Ouch, this one hits home a bit. As much as I’d like to take any credit for the small morsels of success I’ve experienced in my short run as a professional artist, I think every moment I’ve experienced not doing this for a living has led me to where I am now and where I will continue to go. I know that’s a bit of a general and overused point of view, but it’s the reality of how things have been laid out for me. I’ve spent most of my working life doing things other than art – from ushering at a movie theater in my mid teens, to working as a waiter at a restaurant, dispatching for law enforcement, working as a fork lift driver for a variety of warehouses and loading docks, working as a security guard at a hospital and ultimately supervising at two different UPS facilities over the course of five years. That’s about twelve years worth of non artistic work in a nutshell.
I’ve bounced around a variety of different jobs to pay the bills, but the work ethic is something that both of my parents instilled in me at a young age. They never had an issue with me pursuing the arts as a career, so long as I showed dedication to the craft by giving it my all. Aside from working a plethora of jobs I really didn’t have an interest in, my parents were a strong driving force in my resilience when faced with adversary. I’m very appreciative of them.
Although the life lessons I’ve learned through the various job responsibilities led me to improving my skills in communication, cooperation and efficiency, It was my many incredible professors at the ArtCenter College of Design that really paved the way for me as a skilled and disciplined artist.
The road to get there wasn’t easy, especially after having a very bland learning experience at a community college post high school. After a year of studying graphic design in 2005, I dropped out and figured school just wasn’t something I was interested in and thus spent the next decade working jobs that would keep me afloat long enough to build up my skills as an artist. I’m surprised that lasted as long as it did before I made a move, but my wife, girlfriend at the time, encouraged me every step of the way. She’s played a huge role in my success as an artist and I wouldn’t be anywhere near progressing into my career goals, let alone pursued art as a career to begin with if it wasn’t for her support.

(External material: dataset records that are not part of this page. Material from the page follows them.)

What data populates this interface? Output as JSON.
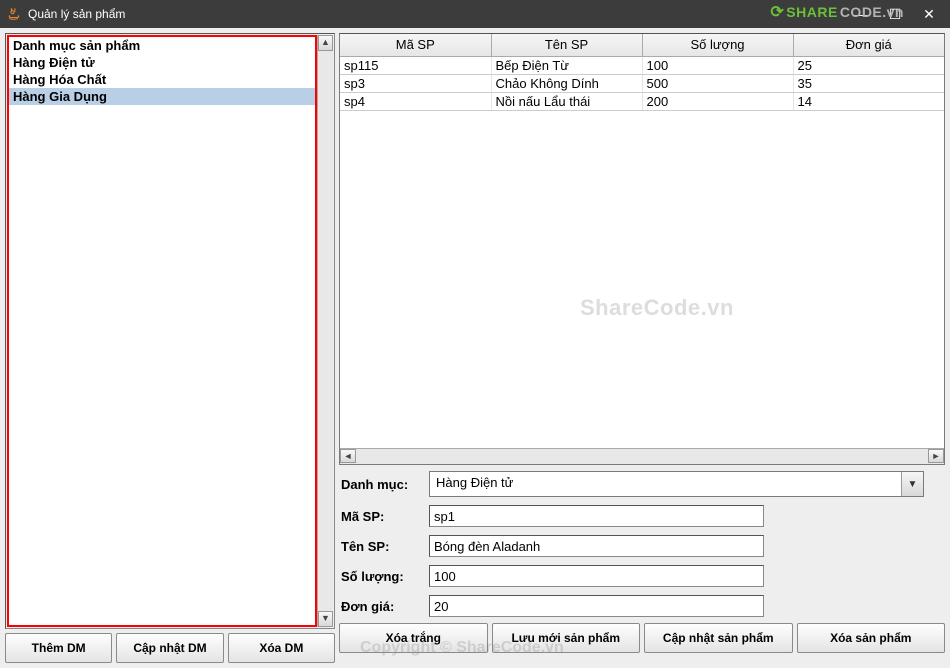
{
  "window": {
    "title": "Quản lý sản phẩm"
  },
  "categories": {
    "items": [
      {
        "label": "Danh mục sản phẩm",
        "selected": false
      },
      {
        "label": "Hàng Điện tử",
        "selected": false
      },
      {
        "label": "Hàng Hóa Chất",
        "selected": false
      },
      {
        "label": "Hàng Gia Dụng",
        "selected": true
      }
    ]
  },
  "left_buttons": {
    "add": "Thêm DM",
    "update": "Cập nhật DM",
    "delete": "Xóa DM"
  },
  "table": {
    "columns": [
      "Mã SP",
      "Tên SP",
      "Số lượng",
      "Đơn giá"
    ],
    "rows": [
      {
        "c0": "sp115",
        "c1": "Bếp Điện Từ",
        "c2": "100",
        "c3": "25"
      },
      {
        "c0": "sp3",
        "c1": "Chảo Không Dính",
        "c2": "500",
        "c3": "35"
      },
      {
        "c0": "sp4",
        "c1": "Nồi nấu Lẩu thái",
        "c2": "200",
        "c3": "14"
      }
    ]
  },
  "form": {
    "category_label": "Danh mục:",
    "category_value": "Hàng Điện tử",
    "code_label": "Mã SP:",
    "code_value": "sp1",
    "name_label": "Tên SP:",
    "name_value": "Bóng đèn Aladanh",
    "qty_label": "Số lượng:",
    "qty_value": "100",
    "price_label": "Đơn giá:",
    "price_value": "20"
  },
  "right_buttons": {
    "clear": "Xóa trắng",
    "save_new": "Lưu mới sản phẩm",
    "update": "Cập nhật sản phẩm",
    "delete": "Xóa sản phẩm"
  },
  "watermark": {
    "center": "ShareCode.vn",
    "bottom": "Copyright © ShareCode.vn",
    "logo1": "SHARE",
    "logo2": "CODE.vn"
  }
}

In my mid to late 20’s, she convinced me to look into going back to school. I knew that if I was going to go through this again, it needed to be something I was really passionate about. My high school had a terrible art program so one thing I really wanted to aim for was finding a school that valued building a strong drawing and painting foundation while also focusing on design. That’s when I took a year off of the day job to focus on building a strong entry portfolio. My cousin at the time was midway through her college education at the ArtCenter College of Design and recommended I apply – a few months later I was accepted into the school with a decent scholarship and the following fall term I’d be entering as part of the illustration department with a focus in the entertainment arts track.
There are so many people that are currently in my life and those that have moved on for me to thank. Although this is all just a small fraction of those people, I’m grateful for everyone and every experience, good and bad, that I’ve had. I continue to grow and learn everyday and I hope I can provide the same level of encouragement to others, that I’ve experienced myself thanks to the wonderful people I’ve been surrounded by throughout my life.